YOUR GOAL :: A single number is the whole answer: the count of lines in the records where "JSON" occurs.

RECORDS PROVIDED ::
┄┄┄┄┄┄┄┄┄┄
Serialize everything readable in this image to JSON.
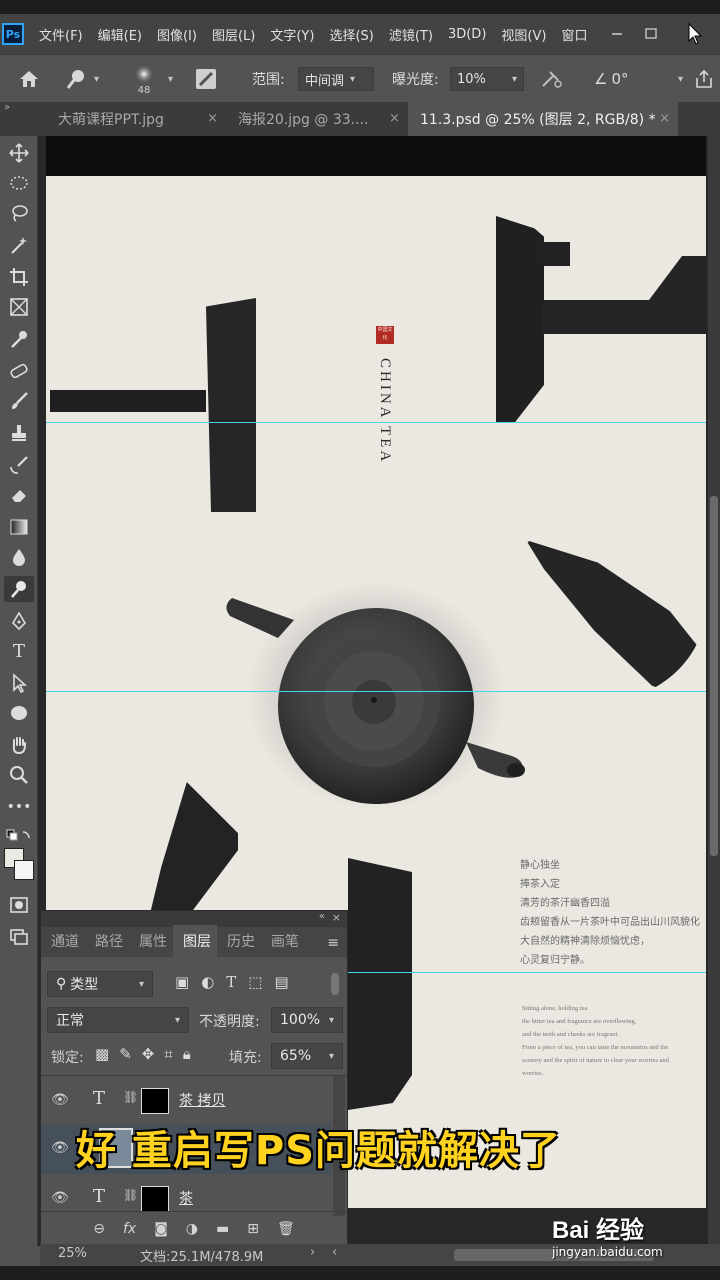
{
  "app": {
    "logo": "Ps"
  },
  "menu": [
    "文件(F)",
    "编辑(E)",
    "图像(I)",
    "图层(L)",
    "文字(Y)",
    "选择(S)",
    "滤镜(T)",
    "3D(D)",
    "视图(V)",
    "窗口"
  ],
  "options": {
    "brush_size": "48",
    "range_label": "范围:",
    "range_value": "中间调",
    "exposure_label": "曝光度:",
    "exposure_value": "10%",
    "angle_value": "0°"
  },
  "tabs": [
    {
      "label": "大萌课程PPT.jpg",
      "close": "×"
    },
    {
      "label": "海报20.jpg @ 33....",
      "close": "×"
    },
    {
      "label": "11.3.psd @ 25% (图层 2, RGB/8) *",
      "close": "×"
    }
  ],
  "poster": {
    "seal": "中国文化",
    "vertical_title": "CHINA TEA",
    "cn_lines": [
      "静心独坐",
      "捧茶入定",
      "清芳的茶汗幽香四溢",
      "齿颊留香从一片茶叶中可品出山川风貌化",
      "大自然的精神清除烦恼忧虑，",
      "心灵复归宁静。"
    ],
    "en_lines": [
      "Sitting alone, holding tea",
      "the bitter tea and fragrance are overflowing,",
      "and the teeth and cheeks are fragrant.",
      "From a piece of tea, you can taste the mountains and the",
      "scenery and the spirit of nature to clear your worries and",
      "worries."
    ]
  },
  "layers_panel": {
    "tabs": [
      "通道",
      "路径",
      "属性",
      "图层",
      "历史",
      "画笔"
    ],
    "filter_label": "类型",
    "blend_mode": "正常",
    "opacity_label": "不透明度:",
    "opacity_value": "100%",
    "lock_label": "锁定:",
    "fill_label": "填充:",
    "fill_value": "65%",
    "layers": [
      {
        "name": "茶 拷贝",
        "type_icon": "T"
      },
      {
        "name": "",
        "type_icon": ""
      },
      {
        "name": "茶",
        "type_icon": "T"
      }
    ]
  },
  "status": {
    "zoom": "25%",
    "doc_info": "文档:25.1M/478.9M"
  },
  "caption": "好 重启写PS问题就解决了",
  "watermark": {
    "brand": "Bai  经验",
    "url": "jingyan.baidu.com"
  }
}
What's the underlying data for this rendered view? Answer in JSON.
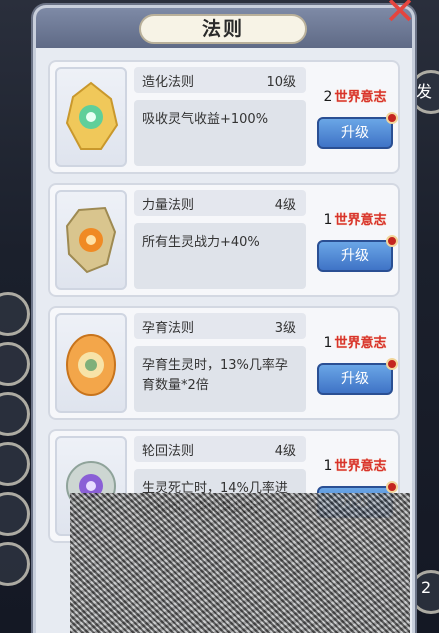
{
  "title": "法则",
  "close_icon": "close-x-icon",
  "button_label": "升级",
  "currency": "世界意志",
  "side_labels": [
    "发",
    "2"
  ],
  "laws": [
    {
      "name": "造化法则",
      "level": "10级",
      "desc": "吸收灵气收益+100%",
      "cost": "2",
      "icon": "creation-law-icon"
    },
    {
      "name": "力量法则",
      "level": "4级",
      "desc": "所有生灵战力+40%",
      "cost": "1",
      "icon": "power-law-icon"
    },
    {
      "name": "孕育法则",
      "level": "3级",
      "desc": "孕育生灵时，13%几率孕育数量*2倍",
      "cost": "1",
      "icon": "nurture-law-icon"
    },
    {
      "name": "轮回法则",
      "level": "4级",
      "desc": "生灵死亡时，14%几率进入轮回，增加其战力",
      "cost": "1",
      "icon": "reincarnation-law-icon"
    }
  ],
  "colors": {
    "currency": "#d8332c",
    "button": "#4f86d6",
    "close": "#e4453f"
  }
}
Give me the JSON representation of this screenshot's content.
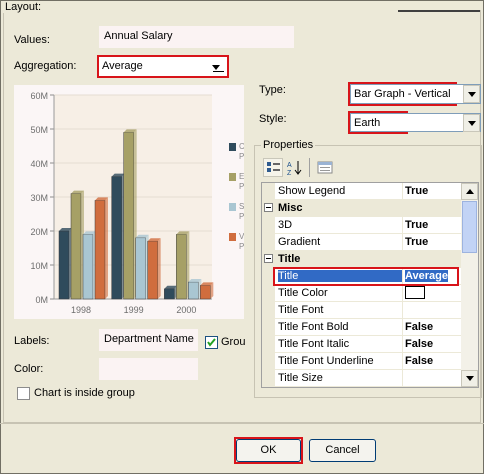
{
  "layout": {
    "label": "Layout:"
  },
  "values": {
    "label": "Values:",
    "value": "Annual Salary"
  },
  "aggregation": {
    "label": "Aggregation:",
    "value": "Average"
  },
  "type": {
    "label": "Type:",
    "value": "Bar Graph - Vertical"
  },
  "style": {
    "label": "Style:",
    "value": "Earth"
  },
  "properties": {
    "label": "Properties",
    "rows": [
      {
        "name": "Show Legend",
        "value": "True",
        "kind": "prop"
      },
      {
        "name": "Misc",
        "value": "",
        "kind": "category"
      },
      {
        "name": "3D",
        "value": "True",
        "kind": "prop"
      },
      {
        "name": "Gradient",
        "value": "True",
        "kind": "prop"
      },
      {
        "name": "Title",
        "value": "",
        "kind": "category"
      },
      {
        "name": "Title",
        "value": "Average",
        "kind": "selected"
      },
      {
        "name": "Title Color",
        "value": "",
        "kind": "color"
      },
      {
        "name": "Title Font",
        "value": "",
        "kind": "prop"
      },
      {
        "name": "Title Font Bold",
        "value": "False",
        "kind": "prop"
      },
      {
        "name": "Title Font Italic",
        "value": "False",
        "kind": "prop"
      },
      {
        "name": "Title Font Underline",
        "value": "False",
        "kind": "prop"
      },
      {
        "name": "Title Size",
        "value": "",
        "kind": "prop"
      }
    ]
  },
  "labels": {
    "label": "Labels:",
    "value": "Department Name",
    "group_label": "Grou"
  },
  "color": {
    "label": "Color:",
    "value": ""
  },
  "chart_inside": {
    "label": "Chart is inside group"
  },
  "buttons": {
    "ok": "OK",
    "cancel": "Cancel"
  },
  "chart_data": {
    "type": "bar",
    "categories": [
      "1998",
      "1999",
      "2000"
    ],
    "series": [
      {
        "values": [
          20,
          36,
          3
        ],
        "color": "#2f4b5c"
      },
      {
        "values": [
          31,
          49,
          19
        ],
        "color": "#a6a066"
      },
      {
        "values": [
          19,
          18,
          5
        ],
        "color": "#a9c6d2"
      },
      {
        "values": [
          29,
          17,
          4
        ],
        "color": "#d06d3e"
      }
    ],
    "yticks": [
      "0M",
      "10M",
      "20M",
      "30M",
      "40M",
      "50M",
      "60M"
    ],
    "ylim": [
      0,
      60
    ],
    "legend": [
      "C\nP",
      "E\nP",
      "S\nP",
      "V\nP"
    ]
  }
}
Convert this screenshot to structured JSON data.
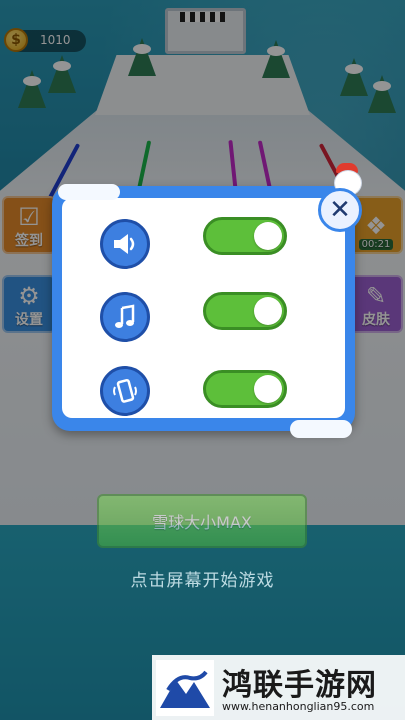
{
  "hud": {
    "coin_symbol": "$",
    "coins": "1010"
  },
  "left_buttons": [
    {
      "label": "签到",
      "icon": "checkbox-icon",
      "color": "#e58a2a"
    },
    {
      "label": "设置",
      "icon": "gear-icon",
      "color": "#3a8fe0"
    }
  ],
  "right_buttons": [
    {
      "timer": "00:21",
      "icon": "gift-icon",
      "color": "#e8a02a"
    },
    {
      "label": "皮肤",
      "icon": "brush-icon",
      "color": "#9b5fd0"
    }
  ],
  "settings_dialog": {
    "rows": [
      {
        "icon": "sound-icon",
        "enabled": true
      },
      {
        "icon": "music-icon",
        "enabled": true
      },
      {
        "icon": "vibration-icon",
        "enabled": true
      }
    ],
    "close_glyph": "✕",
    "accent": "#3a86ea",
    "toggle_color": "#5dbf3a"
  },
  "start_button": {
    "label": "雪球大小MAX"
  },
  "start_hint": "点击屏幕开始游戏",
  "watermark": {
    "title": "鸿联手游网",
    "url": "www.henanhonglian95.com"
  }
}
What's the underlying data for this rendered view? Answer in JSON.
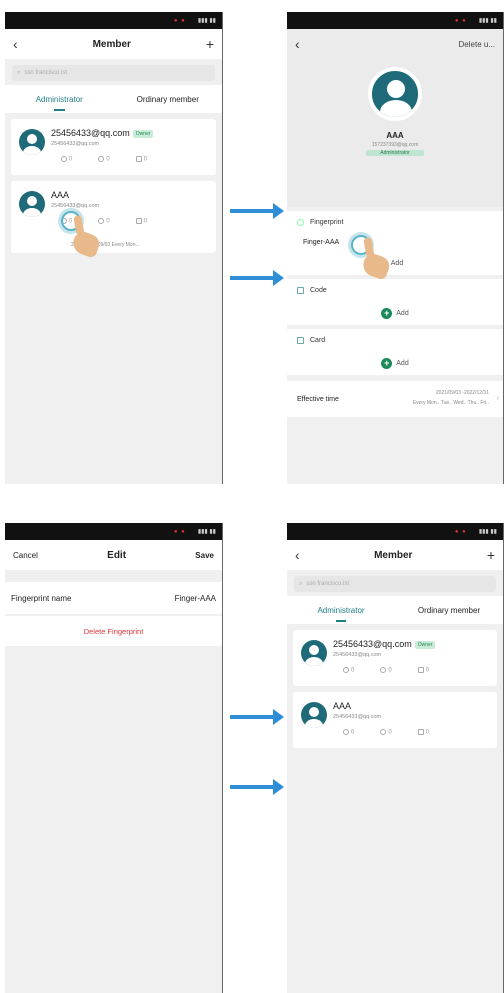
{
  "screen1": {
    "title": "Member",
    "search_placeholder": "ssn francisco.ist",
    "tabs": [
      "Administrator",
      "Ordinary member"
    ],
    "members": [
      {
        "name": "25456433@qq.com",
        "badge": "Owner",
        "email": "25456433@qq.com",
        "counts": [
          "0",
          "0",
          "0"
        ]
      },
      {
        "name": "AAA",
        "badge": "",
        "email": "25456433@qq.com",
        "counts": [
          "0",
          "0",
          "0"
        ],
        "effective": "2021 -2022/09/03 Every Mon..."
      }
    ]
  },
  "screen2": {
    "right_action": "Delete u...",
    "profile": {
      "name": "AAA",
      "id": "157237393@qq.com",
      "role": "Administrator"
    },
    "sections": [
      {
        "title": "Fingerprint",
        "items": [
          "Finger-AAA"
        ],
        "add_label": "Add"
      },
      {
        "title": "Code",
        "items": [],
        "add_label": "Add"
      },
      {
        "title": "Card",
        "items": [],
        "add_label": "Add"
      }
    ],
    "effective": {
      "label": "Effective time",
      "range": "2021/09/03 -2022/12/31",
      "days": "Every Mon.. Tue.. Wed.. Thu.. Fri.."
    }
  },
  "screen3": {
    "cancel": "Cancel",
    "title": "Edit",
    "save": "Save",
    "field_label": "Fingerprint name",
    "field_value": "Finger-AAA",
    "delete": "Delete Fingerprint"
  },
  "screen4": {
    "title": "Member",
    "search_placeholder": "ssn francisco.ist",
    "tabs": [
      "Administrator",
      "Ordinary member"
    ],
    "members": [
      {
        "name": "25456433@qq.com",
        "badge": "Owner",
        "email": "25456433@qq.com",
        "counts": [
          "0",
          "0",
          "0"
        ]
      },
      {
        "name": "AAA",
        "badge": "",
        "email": "25456433@qq.com",
        "counts": [
          "0",
          "0",
          "0"
        ]
      }
    ]
  },
  "colors": {
    "accent": "#1f7e86",
    "arrow": "#2f8fd6",
    "add": "#1b8a58",
    "delete": "#d9363e"
  }
}
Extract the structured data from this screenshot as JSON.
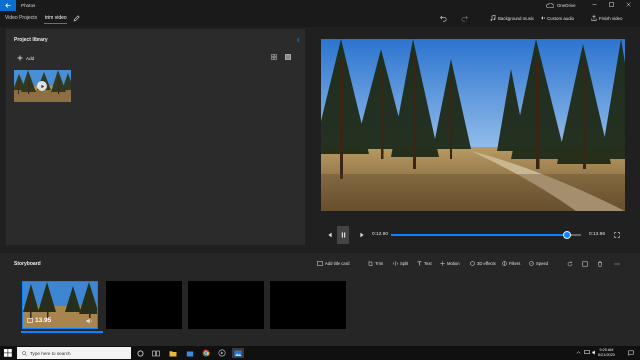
{
  "titlebar": {
    "app_name": "Photos",
    "account": "OneDrive"
  },
  "nav": {
    "breadcrumb_root": "Video Projects",
    "project_name": "trim video",
    "toolbar": {
      "background_music": "Background music",
      "custom_audio": "Custom audio",
      "finish_video": "Finish video"
    }
  },
  "library": {
    "title": "Project library",
    "add_label": "Add"
  },
  "player": {
    "current_time": "0:12.90",
    "total_time": "0:13.96",
    "progress_fraction": 0.924
  },
  "storyboard": {
    "title": "Storyboard",
    "tools": {
      "add_title_card": "Add title card",
      "trim": "Trim",
      "split": "Split",
      "text": "Text",
      "motion": "Motion",
      "effects_3d": "3D effects",
      "filters": "Filters",
      "speed": "Speed"
    },
    "clips": [
      {
        "duration": "13.95",
        "selected": true
      },
      {
        "duration": "",
        "selected": false
      },
      {
        "duration": "",
        "selected": false
      },
      {
        "duration": "",
        "selected": false
      }
    ]
  },
  "taskbar": {
    "search_placeholder": "Type here to search",
    "time": "9:25 AM",
    "date": "8/21/2020"
  },
  "colors": {
    "accent": "#0a84ff",
    "titlebar_back": "#0a6fd1",
    "panel": "#2b2b2b"
  }
}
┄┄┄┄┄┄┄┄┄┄
FINAL ANSWER :: 6